Monday, September 19, 2016

Now with fewer "Imperial Entanglements"

I have made some changes in the way that I will communicate/ share projects/ etc. going forward. This blog and the DungeonContest.com website will only contain information about dungeon contest related things/ products.

All Shattered Pike Studio projects that are not directly related to the One Page Dungeon Contest will live on a separate website once I build it.

G+ posts from the "Dungeon Contest" account will also be strictly limited to "Dungeon Contest" content. I have redesigned the Icon so that it does not include "Shattered Pike Studio"  I have also removed any posts referencing non-compendium related materials. This holds true for blog posts as well.

After taking over on the role of facilitator/ creator of compendiums I reskinned my website to accommodate the One Page Dungeon Contest, pushing all other projects to other pages aside from those annoying "fly in" cartoons I was experimenting with.

Anything I work on that is not related to DungeonContest.com is gone, and will soon live at Shatteredpikestudio.com, or shatteredpike.com once I put the site together.

I feel this is necessary, as the "waters" between what I make for my own profit ($159.64 for Waste-land Beasts and my share of The Unearthed Hack), and the One Page Dungeon Compendiums, which I do not profit from, were becoming murky at best.

The Compendiums (print and pdf editions) have generated $2,000.44 after OBS took their cut.
Money from Proof copies of print compendiums, print editions sent to judges, and now web hosting fees have been taken directly from this total. In April, before the contest ends, I will have to pay taxes on the prize fund as well. The total that remains will be split evenly, with half reserved for 2018.

I feel this is necessary as I won't be able to bank on sales from previous editions, as they have dropped off. Creating the earlier editions (2009-2012) will help, but every edition beyond 2015 has not sold very well compared to the later editions, so I do not want to count on getting a large "boost" from older edition sales for 2018.

The sales to date are as follows: (2016 and 2015 were available at pay what you want pricing for a longer than other titles, hence the larger number of copies sold.

2016 PDF Compendium: 2044 copies    $911.95 (($2.24 per PDF) almost half of all revenue)
2016 Print Edition                35 copies    $121.02

2015 PDF Compendium: 1050 copies    $434.43 (($2.42 per PDF) about half as well as 2016)
2015 Print Edition                25 copies    $ 77.88  

2014 PDF Compendium:   377 copies   $189.90  (($1.98 per PDF) about half as well as 2015)
2014 Print Edition               23 copies    $  65.47

2013 PDF Compendium:   250 copies   $143.34  (($1.74 per PDF) not as drastic, but still in decline)
2014 Print Edition                18 copies   $ 56.45

Total sales for September are 132 copies, down from 277 total copies sold in August. The existing books will generate some revenue over the months between now and April 2017, but I expect a steady decline and don't imagine the total to be great.

There were some sales made via Gumroad when I first started publishing the compendiums and had trouble getting them approved on OBS in a timely manner (as an unverified publisher), but Gumroad fees ate that money, and I had to delete the Gumroad account as a result.
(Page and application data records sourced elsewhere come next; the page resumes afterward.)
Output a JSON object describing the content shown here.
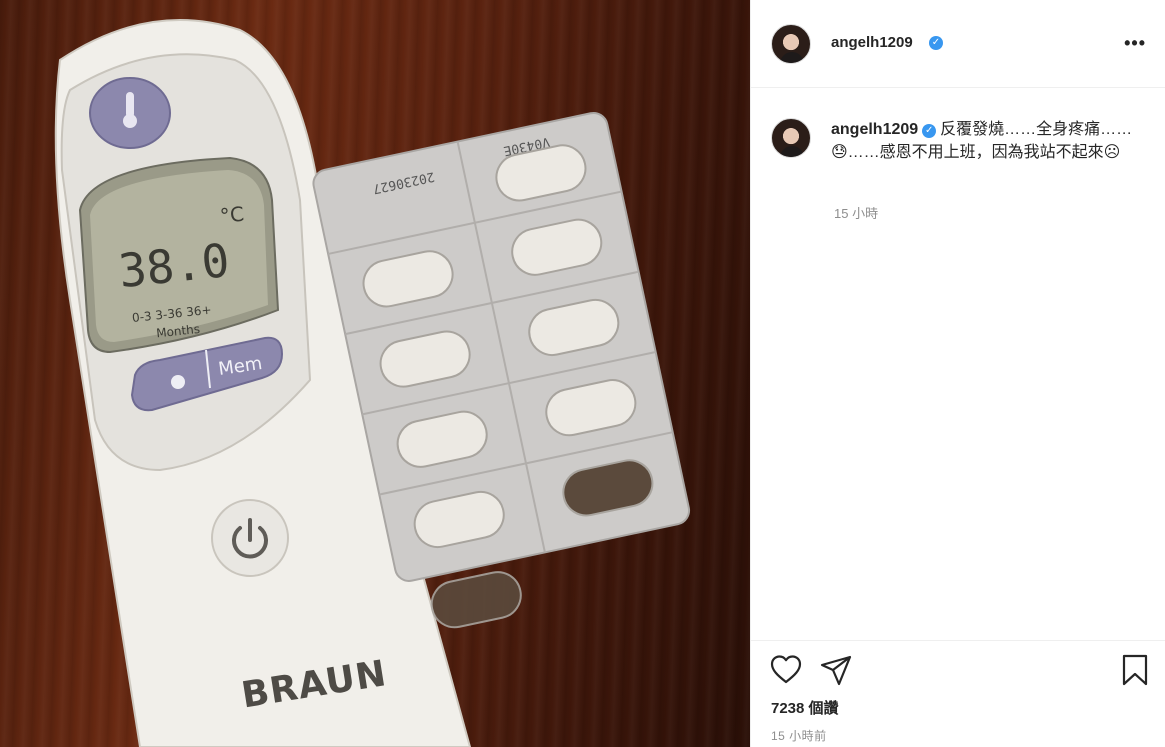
{
  "post": {
    "username": "angelh1209",
    "caption_text": "反覆發燒……全身疼痛……😓……感恩不用上班，因為我站不起來☹",
    "caption_time": "15 小時",
    "likes_text": "7238 個讚",
    "post_time": "15 小時前"
  },
  "photo": {
    "thermometer_reading": "38.0",
    "thermometer_unit": "°C",
    "mem_label": "Mem",
    "brand_label": "BRAUN",
    "age_groups": "0-3  3-36  36+",
    "months_label": "Months",
    "blister_code": "20230627",
    "blister_code_b": "V0430E"
  },
  "icons": {
    "more": "more-options-icon",
    "like": "heart-icon",
    "share": "paper-plane-icon",
    "save": "bookmark-icon",
    "verified": "verified-badge-icon"
  },
  "colors": {
    "verified": "#3897f0",
    "secondary_text": "#8e8e8e",
    "primary_text": "#262626"
  }
}
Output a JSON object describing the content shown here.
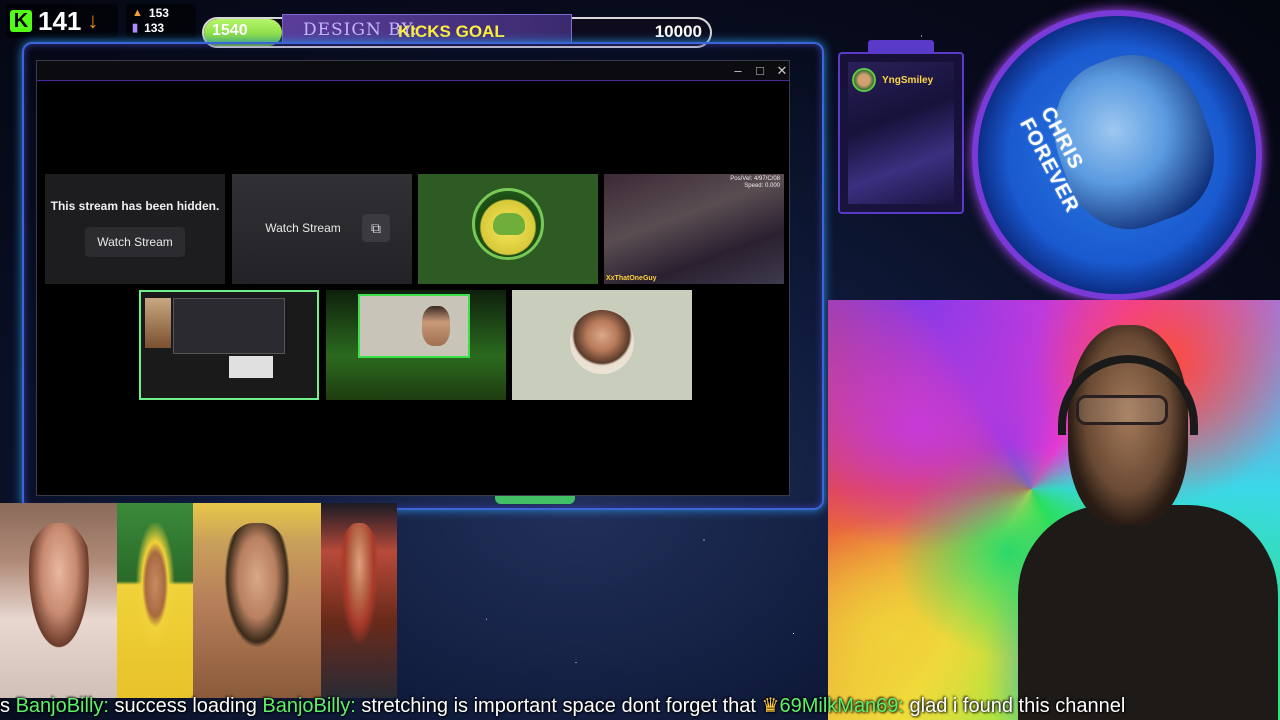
{
  "overlay": {
    "kick_count": "141",
    "viewers": "153",
    "followers": "133"
  },
  "goal": {
    "current": "1540",
    "title": "KICKS GOAL",
    "target": "10000",
    "progress": 0.154,
    "design_by": "DESIGN BY:"
  },
  "window": {
    "minimize": "–",
    "maximize": "□",
    "close": "✕"
  },
  "streams": [
    {
      "hidden_text": "This stream has been hidden.",
      "button": "Watch Stream"
    },
    {
      "button": "Watch Stream",
      "icon": "popout-icon"
    },
    {
      "icon": "pepe-avatar"
    },
    {
      "hud_line1": "Pos/Vel: 4/97/C/08",
      "hud_line2": "Speed: 0.000",
      "tag": "XxThatOneGuy"
    },
    {
      "icon": "screen-share"
    },
    {
      "icon": "webcam"
    },
    {
      "icon": "profile-avatar"
    }
  ],
  "chat_panel": {
    "username": "YngSmiley"
  },
  "emblem": {
    "line1": "CHRIS",
    "line2": "FOREVER"
  },
  "ticker": [
    {
      "user": "s ",
      "message": ""
    },
    {
      "user": "BanjoBilly:",
      "message": " success loading "
    },
    {
      "user": "BanjoBilly:",
      "message": " stretching is important space dont forget that "
    },
    {
      "crown": "♛",
      "user": "69MilkMan69:",
      "message": " glad i found this channel"
    }
  ]
}
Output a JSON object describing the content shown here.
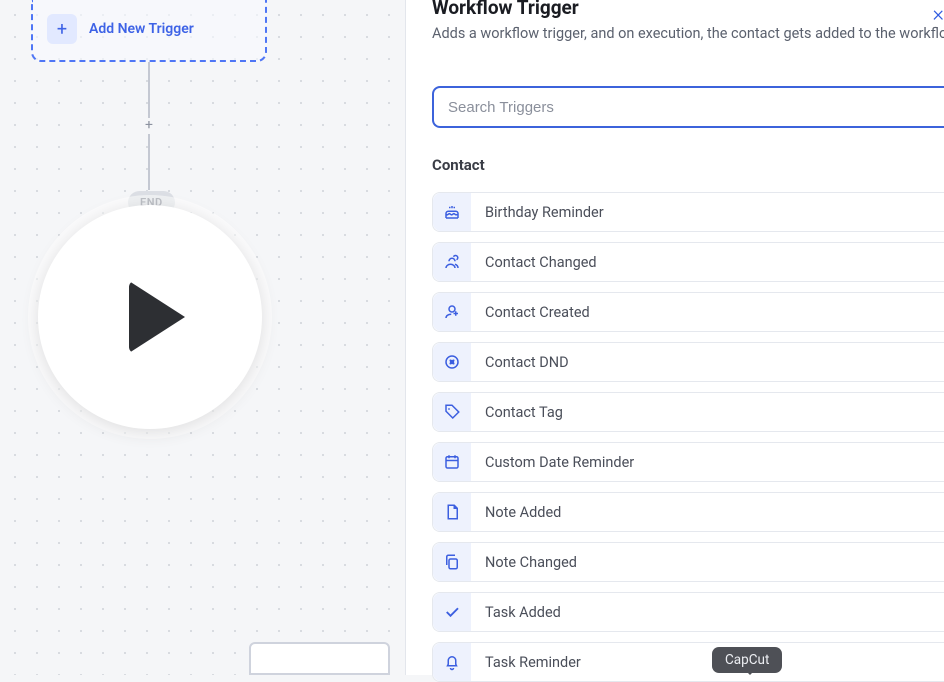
{
  "canvas": {
    "add_trigger_label": "Add New Trigger",
    "end_label": "END"
  },
  "panel": {
    "title": "Workflow Trigger",
    "description": "Adds a workflow trigger, and on execution, the contact gets added to the workflow",
    "search_placeholder": "Search Triggers",
    "section_label": "Contact",
    "triggers": [
      {
        "label": "Birthday Reminder",
        "icon": "cake-icon"
      },
      {
        "label": "Contact Changed",
        "icon": "users-icon"
      },
      {
        "label": "Contact Created",
        "icon": "user-plus-icon"
      },
      {
        "label": "Contact DND",
        "icon": "dnd-icon"
      },
      {
        "label": "Contact Tag",
        "icon": "tag-icon"
      },
      {
        "label": "Custom Date Reminder",
        "icon": "calendar-icon"
      },
      {
        "label": "Note Added",
        "icon": "file-icon"
      },
      {
        "label": "Note Changed",
        "icon": "copy-icon"
      },
      {
        "label": "Task Added",
        "icon": "check-icon"
      },
      {
        "label": "Task Reminder",
        "icon": "bell-icon"
      }
    ]
  },
  "overlay": {
    "capcut_label": "CapCut"
  }
}
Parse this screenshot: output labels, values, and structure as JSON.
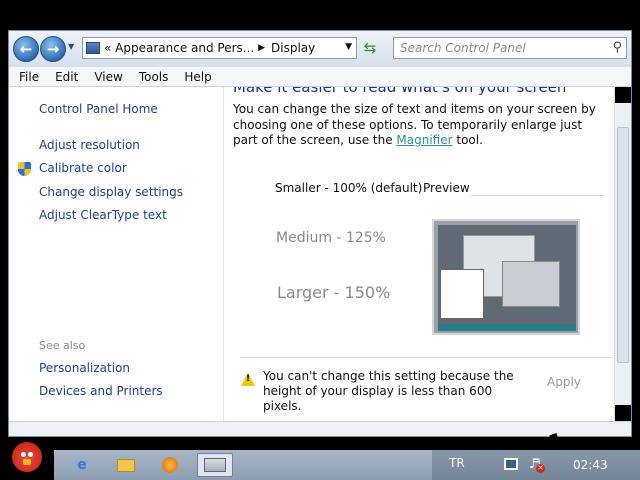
{
  "window": {
    "breadcrumb": [
      "Appearance and Pers...",
      "Display"
    ],
    "search_placeholder": "Search Control Panel",
    "menu": [
      "File",
      "Edit",
      "View",
      "Tools",
      "Help"
    ]
  },
  "left_pane": {
    "home_link": "Control Panel Home",
    "tasks": [
      "Adjust resolution",
      "Calibrate color",
      "Change display settings",
      "Adjust ClearType text"
    ],
    "see_also_label": "See also",
    "see_also_links": [
      "Personalization",
      "Devices and Printers"
    ]
  },
  "main": {
    "title": "Make it easier to read what's on your screen",
    "description_before": "You can change the size of text and items on your screen by choosing one of these options. To temporarily enlarge just part of the screen, use the ",
    "magnifier_link": "Magnifier",
    "description_after": " tool.",
    "options": {
      "smaller": "Smaller - 100% (default)",
      "medium": "Medium - 125%",
      "larger": "Larger - 150%"
    },
    "preview_label": "Preview",
    "warning": "You can't change this setting because the height of your display is less than 600 pixels.",
    "apply_label": "Apply"
  },
  "taskbar": {
    "language": "TR",
    "clock": "02:43",
    "icons": [
      "internet-explorer-icon",
      "windows-explorer-icon",
      "media-player-icon",
      "control-panel-icon"
    ]
  },
  "colors": {
    "link": "#1f3f8f",
    "title": "#1e3287",
    "disabled_text": "#8a8a8a",
    "taskbar": "#9aaabd"
  }
}
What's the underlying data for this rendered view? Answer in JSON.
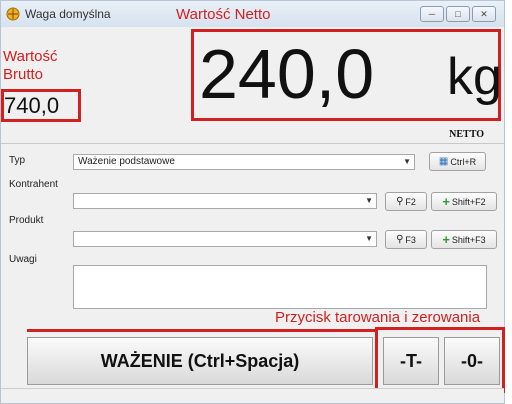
{
  "window": {
    "title": "Waga domyślna"
  },
  "annotations": {
    "netto": "Wartość Netto",
    "brutto_line1": "Wartość",
    "brutto_line2": "Brutto",
    "buttons": "Przycisk tarowania i zerowania"
  },
  "display": {
    "netto_value": "240,0",
    "unit": "kg",
    "brutto_value": "740,0",
    "mode": "NETTO"
  },
  "form": {
    "typ_label": "Typ",
    "typ_value": "Ważenie podstawowe",
    "typ_shortcut": "Ctrl+R",
    "kontrahent_label": "Kontrahent",
    "kontrahent_search": "F2",
    "kontrahent_add": "Shift+F2",
    "produkt_label": "Produkt",
    "produkt_search": "F3",
    "produkt_add": "Shift+F3",
    "uwagi_label": "Uwagi"
  },
  "actions": {
    "weigh": "WAŻENIE (Ctrl+Spacja)",
    "tare": "-T-",
    "zero": "-0-"
  }
}
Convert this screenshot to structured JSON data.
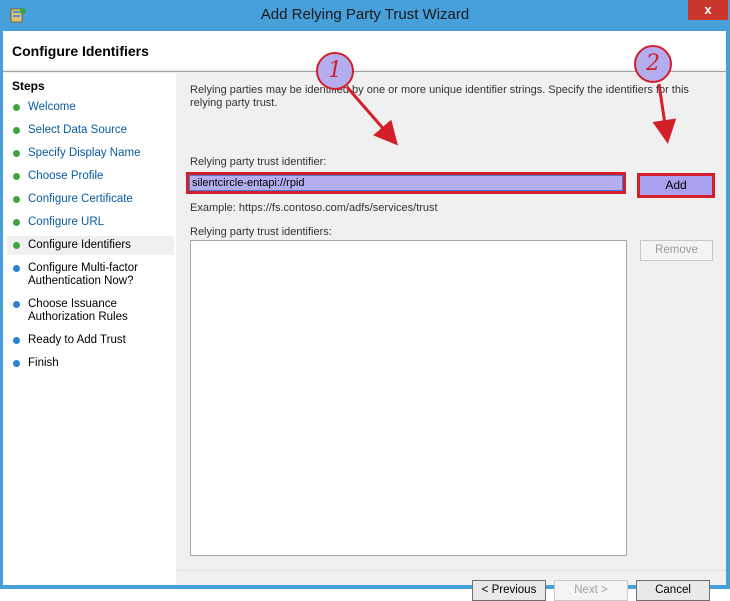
{
  "window": {
    "title": "Add Relying Party Trust Wizard",
    "close_glyph": "x",
    "icon": "server-icon"
  },
  "page": {
    "title": "Configure Identifiers"
  },
  "steps": {
    "title": "Steps",
    "items": [
      {
        "label": "Welcome",
        "status": "done"
      },
      {
        "label": "Select Data Source",
        "status": "done"
      },
      {
        "label": "Specify Display Name",
        "status": "done"
      },
      {
        "label": "Choose Profile",
        "status": "done"
      },
      {
        "label": "Configure Certificate",
        "status": "done"
      },
      {
        "label": "Configure URL",
        "status": "done"
      },
      {
        "label": "Configure Identifiers",
        "status": "current"
      },
      {
        "label": "Configure Multi-factor Authentication Now?",
        "status": "pending"
      },
      {
        "label": "Choose Issuance Authorization Rules",
        "status": "pending"
      },
      {
        "label": "Ready to Add Trust",
        "status": "pending"
      },
      {
        "label": "Finish",
        "status": "pending"
      }
    ]
  },
  "main": {
    "description": "Relying parties may be identified by one or more unique identifier strings. Specify the identifiers for this relying party trust.",
    "identifier_label": "Relying party trust identifier:",
    "identifier_value": "silentcircle-entapi://rpid",
    "add_label": "Add",
    "example": "Example: https://fs.contoso.com/adfs/services/trust",
    "identifiers_label": "Relying party trust identifiers:",
    "remove_label": "Remove"
  },
  "footer": {
    "previous_label": "< Previous",
    "next_label": "Next >",
    "cancel_label": "Cancel"
  },
  "annotations": {
    "one": "1",
    "two": "2",
    "color": "#d31f2a"
  },
  "colors": {
    "titlebar": "#47a0d9",
    "highlight": "#b3aef0",
    "done_dot": "#3fa33f",
    "pending_dot": "#2c7fd3"
  }
}
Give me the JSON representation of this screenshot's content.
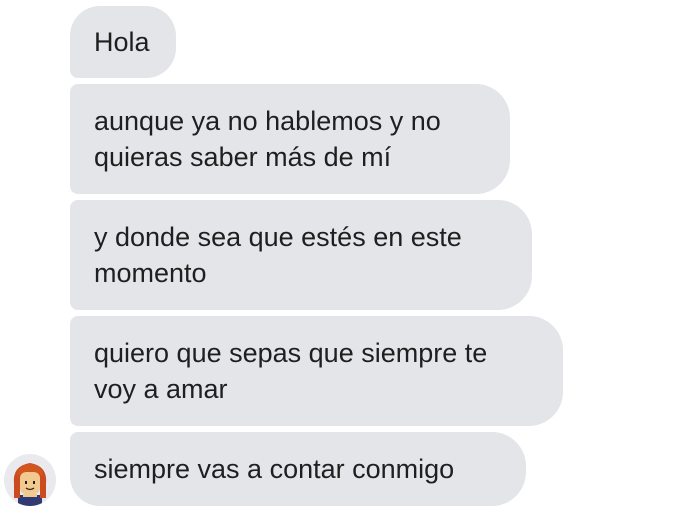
{
  "conversation": {
    "messages": [
      {
        "text": "Hola"
      },
      {
        "text": "aunque ya no hablemos y no\nquieras saber más de mí"
      },
      {
        "text": "y donde sea que estés en este\nmomento"
      },
      {
        "text": "quiero que sepas que siempre te\nvoy a amar"
      },
      {
        "text": "siempre vas a contar conmigo"
      }
    ],
    "sender_avatar": {
      "icon": "roblox-avatar-icon",
      "hair_color": "#c94b1f",
      "skin_color": "#f2c98f",
      "shirt_color": "#303a73"
    },
    "bubble_color": "#e4e5e9",
    "text_color": "#1f1f1f"
  }
}
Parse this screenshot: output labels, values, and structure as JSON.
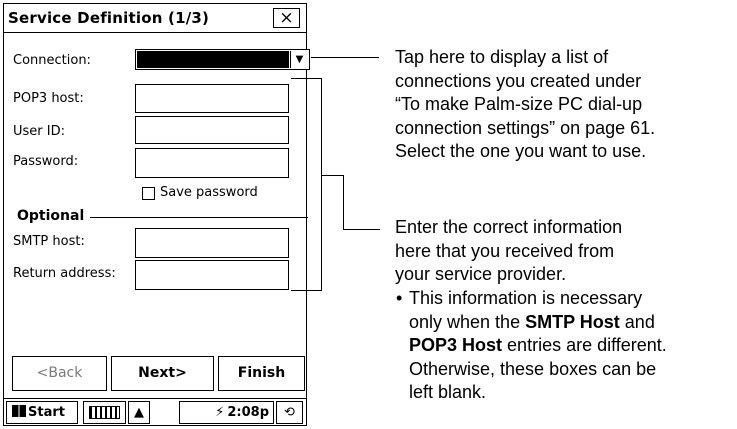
{
  "window": {
    "title": "Service Definition (1/3)",
    "close_glyph": "×"
  },
  "form": {
    "connection_label": "Connection:",
    "pop3_label": "POP3 host:",
    "userid_label": "User ID:",
    "password_label": "Password:",
    "save_password_label": "Save password",
    "optional_label": "Optional",
    "smtp_label": "SMTP host:",
    "return_label": "Return address:",
    "connection_value": "",
    "pop3_value": "",
    "userid_value": "",
    "password_value": "",
    "smtp_value": "",
    "return_value": "",
    "save_password_checked": false
  },
  "buttons": {
    "back": "<Back",
    "next": "Next>",
    "finish": "Finish"
  },
  "taskbar": {
    "start": "Start",
    "time": "2:08p"
  },
  "callouts": {
    "connection_lines": [
      "Tap here to display a list of",
      "connections you created under",
      "“To make Palm-size PC dial-up",
      "connection settings” on page 61.",
      "Select the one you want to use."
    ],
    "info_lines": [
      "Enter the correct information",
      "here that you received from",
      "your service provider."
    ],
    "bullet": "•",
    "bullet_pre1": "This information is necessary",
    "bullet_pre2": "only when the",
    "smtp_bold": "SMTP Host",
    "and_word": "and",
    "pop3_bold": "POP3 Host",
    "bullet_post1": "entries are different.",
    "bullet_post2": "Otherwise, these boxes can be",
    "bullet_post3": "left blank."
  },
  "icons": [
    "close-icon",
    "dropdown-arrow-icon",
    "checkbox-icon",
    "windows-logo-icon",
    "keyboard-icon",
    "up-arrow-icon",
    "connection-icon",
    "sync-icon"
  ]
}
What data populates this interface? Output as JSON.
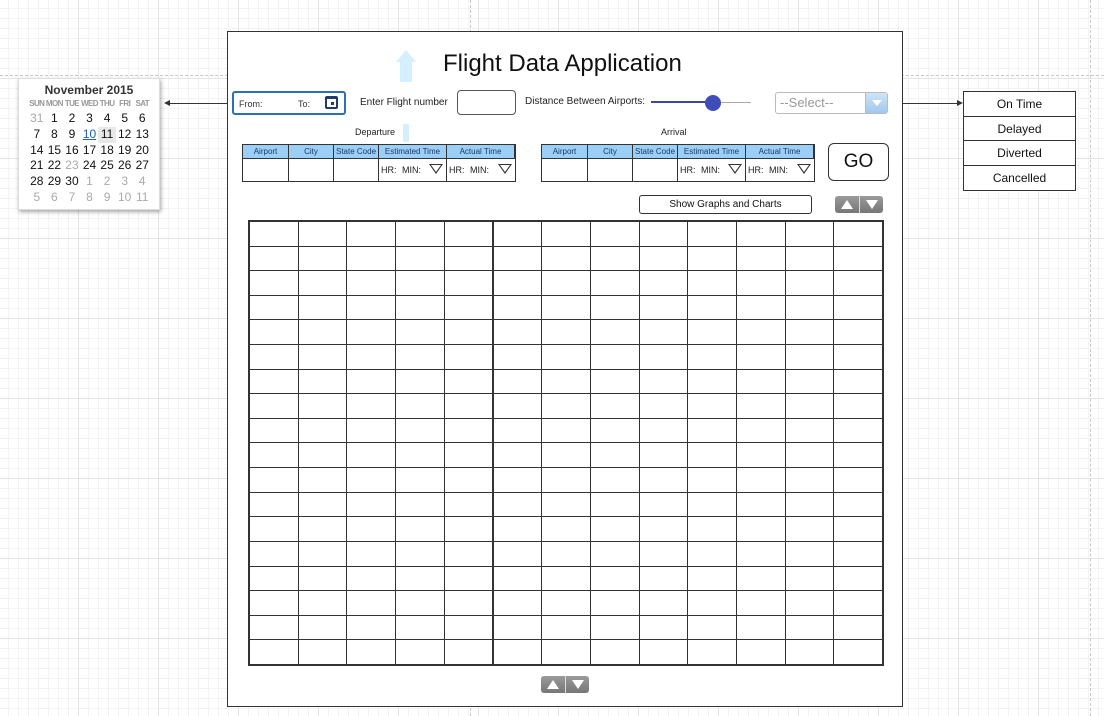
{
  "app": {
    "title": "Flight Data Application"
  },
  "calendar": {
    "month_label": "November 2015",
    "day_headers": [
      "SUN",
      "MON",
      "TUE",
      "WED",
      "THU",
      "FRI",
      "SAT"
    ],
    "weeks": [
      [
        "31",
        "1",
        "2",
        "3",
        "4",
        "5",
        "6"
      ],
      [
        "7",
        "8",
        "9",
        "10",
        "11",
        "12",
        "13"
      ],
      [
        "14",
        "15",
        "16",
        "17",
        "18",
        "19",
        "20"
      ],
      [
        "21",
        "22",
        "23",
        "24",
        "25",
        "26",
        "27"
      ],
      [
        "28",
        "29",
        "30",
        "1",
        "2",
        "3",
        "4"
      ],
      [
        "5",
        "6",
        "7",
        "8",
        "9",
        "10",
        "11"
      ]
    ]
  },
  "date_range": {
    "from_label": "From:",
    "to_label": "To:"
  },
  "flight_number": {
    "label": "Enter Flight number",
    "value": ""
  },
  "distance": {
    "label": "Distance Between Airports:"
  },
  "airline_select": {
    "value": "--Select--"
  },
  "status_options": [
    "On Time",
    "Delayed",
    "Diverted",
    "Cancelled"
  ],
  "departure": {
    "title": "Departure",
    "columns": [
      "Airport",
      "City",
      "State Code",
      "Estimated Time",
      "Actual Time"
    ],
    "hr_label": "HR:",
    "min_label": "MIN:"
  },
  "arrival": {
    "title": "Arrival",
    "columns": [
      "Airport",
      "City",
      "State Code",
      "Estimated Time",
      "Actual Time"
    ],
    "hr_label": "HR:",
    "min_label": "MIN:"
  },
  "go_button": {
    "label": "GO"
  },
  "graphs_button": {
    "label": "Show Graphs and Charts"
  },
  "results_grid": {
    "rows": 18,
    "columns": 13
  },
  "colors": {
    "accent": "#2e6fb8",
    "header_fill": "#9ccff7",
    "slider": "#3f4db8"
  }
}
I also think it is important that I address the "Spirit" of the contest, and how I do not wish to change it. This is your contest, not mine. It used to be mine, when I was a participant, but it is mine no more.
I'm not going to be a judge, so in the end my opinions don't amount to much anyway. As for my tips for a strong entry, well those are just my opinions, and half of my entries have "failed to impress" so take my advice with a grain of salt I suppose.

The One Page Dungeon Contest has always been a medium for members of the community to share ideas, and a showcase for creativity and creative problem solving. After authoring dozens of "one thing" posts in the past, I know that every entry has something to love. While there are several creators each year that are well known and publish their own works, many of us (myself included when I was a contestant) never get to see our names in print (or PDF). Sure the compendiums keep the contest self-sustaining, but they also give everyone a chance to share what they have made with their family and friends as part of the collected works of some of the most creative minds in the community. I personally always considered it an honor to be in this particular company, and I still do.